I don’t believe it! I have high cholesterol? But, I exercise every day, take my vitamins and eat low fat and low sugar foods! How is this possible? But, the results don’t lie. One simple blood test can tell someone a lot about what they thought was true, introducing a new reality.
Many of our customers have the same reaction when we first expose them to application development metrics (ADM), introducing them to a new reality. The reaction is usually something close to, “But, I use Agile methods! I bought my engineers the latest and greatest software tools! I even invested in sending my staff to training to become black belts or something like that! This is outrageous!”
In this case, the simple blood test was a forensic audit of the code. Just like the example blood test above, ADM analytics provide organizations with a good dose of reality in terms of what “ACTUAL” process they are following, not what they profess to follow. The only artifact in sync with your true process is the result of it (the code) and ADM analytics offer reality – and for many, an excellent opportunity to eliminate waste and capitalize on things that are working and providing savings and benefits back to the organization’s business objectives.

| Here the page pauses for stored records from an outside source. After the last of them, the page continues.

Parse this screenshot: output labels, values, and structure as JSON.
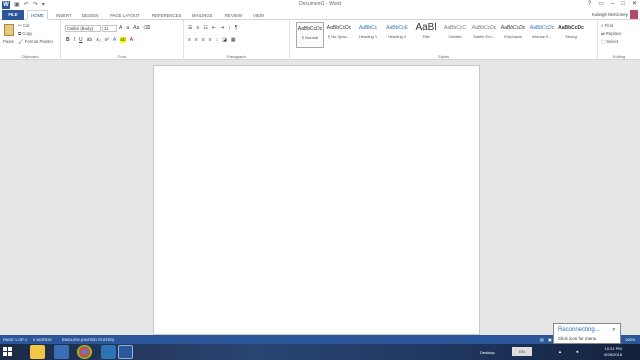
{
  "title_bar": {
    "doc_title": "Document1 - Word",
    "app_icon": "word-logo",
    "quick_access": [
      "save-icon",
      "undo-icon",
      "redo-icon"
    ]
  },
  "tabs": {
    "file": "FILE",
    "items": [
      "HOME",
      "INSERT",
      "DESIGN",
      "PAGE LAYOUT",
      "REFERENCES",
      "MAILINGS",
      "REVIEW",
      "VIEW"
    ],
    "active": "HOME"
  },
  "user": {
    "name": "Kaleigh McKinney"
  },
  "clipboard": {
    "paste": "Paste",
    "cut": "Cut",
    "copy": "Copy",
    "format_painter": "Format Painter",
    "label": "Clipboard"
  },
  "font": {
    "family": "Calibri (Body)",
    "size": "11",
    "label": "Font"
  },
  "paragraph": {
    "label": "Paragraph"
  },
  "styles": {
    "label": "Styles",
    "items": [
      {
        "preview": "AaBbCcDc",
        "name": "¶ Normal"
      },
      {
        "preview": "AaBbCcDc",
        "name": "¶ No Spac..."
      },
      {
        "preview": "AaBbCc",
        "name": "Heading 1"
      },
      {
        "preview": "AaBbCcE",
        "name": "Heading 2"
      },
      {
        "preview": "AaBl",
        "name": "Title"
      },
      {
        "preview": "AaBbCcC",
        "name": "Subtitle"
      },
      {
        "preview": "AaBbCcDc",
        "name": "Subtle Em..."
      },
      {
        "preview": "AaBbCcDc",
        "name": "Emphasis"
      },
      {
        "preview": "AaBbCcDc",
        "name": "Intense E..."
      },
      {
        "preview": "AaBbCcDc",
        "name": "Strong"
      }
    ]
  },
  "editing": {
    "find": "Find",
    "replace": "Replace",
    "select": "Select",
    "label": "Editing"
  },
  "status": {
    "page": "PAGE 1 OF 1",
    "words": "0 WORDS",
    "language": "ENGLISH (UNITED STATES)",
    "zoom": "100%"
  },
  "taskbar": {
    "desktop": "Desktop",
    "time": "10:21 PM",
    "date": "6/26/2016"
  },
  "toast": {
    "title": "Reconnecting...",
    "subtitle": "Click icon for menu"
  },
  "colors": {
    "accent": "#2b579a"
  }
}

Don’t misread this post; I believe in process and not to invest in it would be a big mistake. However, I also believe that not checking how you are executing on that process through some simple “blood tests” or ADM analytics would equally be a big mistake. Building a tangible product using manufacturing processes invented by Henry Ford a century ago is very different from building bits and bytes in cyberspace. One difference is that as an executive, I can walk down to the factory line and pick up the tangible product and feel it, measure it, use it and eat it (if you work for Krispy Kreme – that would be fun).

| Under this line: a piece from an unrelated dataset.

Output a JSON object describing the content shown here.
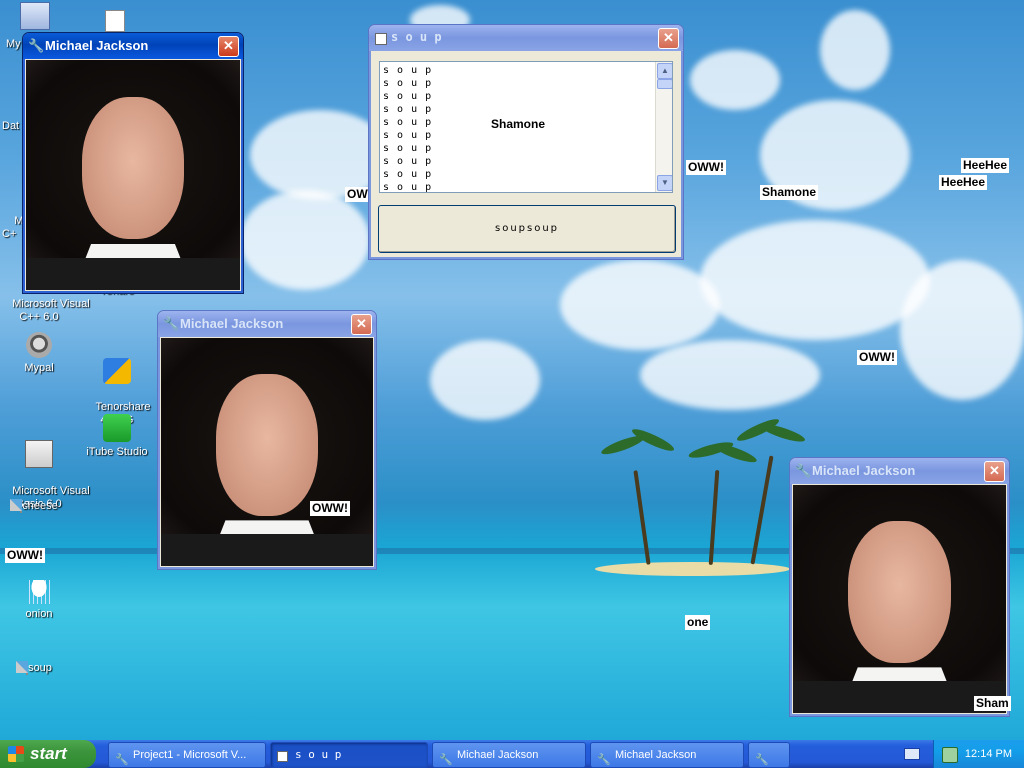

Software doesn’t always offer these advantages. Instead, we employ some practices and beliefs such as “best efforts” and tools and testing that will identify potential issues. Reality is that management, customers, competition and market demands change our actual implementation of process, mostly in negative ways. Once we accept this fact, then we can accept the reality that those processes and tactics that we believe are there to identify and mitigate such risks have been significantly diluted. What’s my point?
There are many competing demands on organizations, but the one that usually wins is “go faster.” This decision tends to force organizations to shortcut process, which introduces unknown risks (i.e. technical debt) into the process, which manifests in the code. Just like you can’t fit 10 pounds of sugar in a five pound bag, you can’t fit five months of software in a four month cycle and still hit all your targets. By giving yourself a “blood test,” an ADM audit, you will gain transparency into the actual process your organization followed at the consequence of speed – and the opportunity is to correct the mistakes, learn, adjust and keep moving forward!

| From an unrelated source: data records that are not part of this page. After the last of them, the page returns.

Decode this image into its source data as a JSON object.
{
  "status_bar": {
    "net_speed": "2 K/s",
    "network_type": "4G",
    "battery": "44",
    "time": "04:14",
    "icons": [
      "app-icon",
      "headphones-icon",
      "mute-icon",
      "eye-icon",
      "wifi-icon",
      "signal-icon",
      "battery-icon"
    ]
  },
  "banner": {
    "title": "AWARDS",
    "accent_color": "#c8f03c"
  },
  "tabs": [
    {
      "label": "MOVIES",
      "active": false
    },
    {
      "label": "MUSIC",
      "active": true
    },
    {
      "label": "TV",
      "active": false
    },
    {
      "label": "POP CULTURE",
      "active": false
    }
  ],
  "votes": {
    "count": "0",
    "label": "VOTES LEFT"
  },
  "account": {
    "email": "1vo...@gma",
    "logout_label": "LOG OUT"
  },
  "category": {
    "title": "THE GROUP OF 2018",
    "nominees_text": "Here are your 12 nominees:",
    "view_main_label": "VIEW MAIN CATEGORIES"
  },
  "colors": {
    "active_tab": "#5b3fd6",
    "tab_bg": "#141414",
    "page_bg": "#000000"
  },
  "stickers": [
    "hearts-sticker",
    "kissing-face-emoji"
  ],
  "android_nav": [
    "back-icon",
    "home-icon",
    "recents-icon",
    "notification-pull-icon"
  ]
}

Next month I’m going to discuss what it might be like to work for Krispy Kreme and being able to eat your work in process!
ProServices, Vice President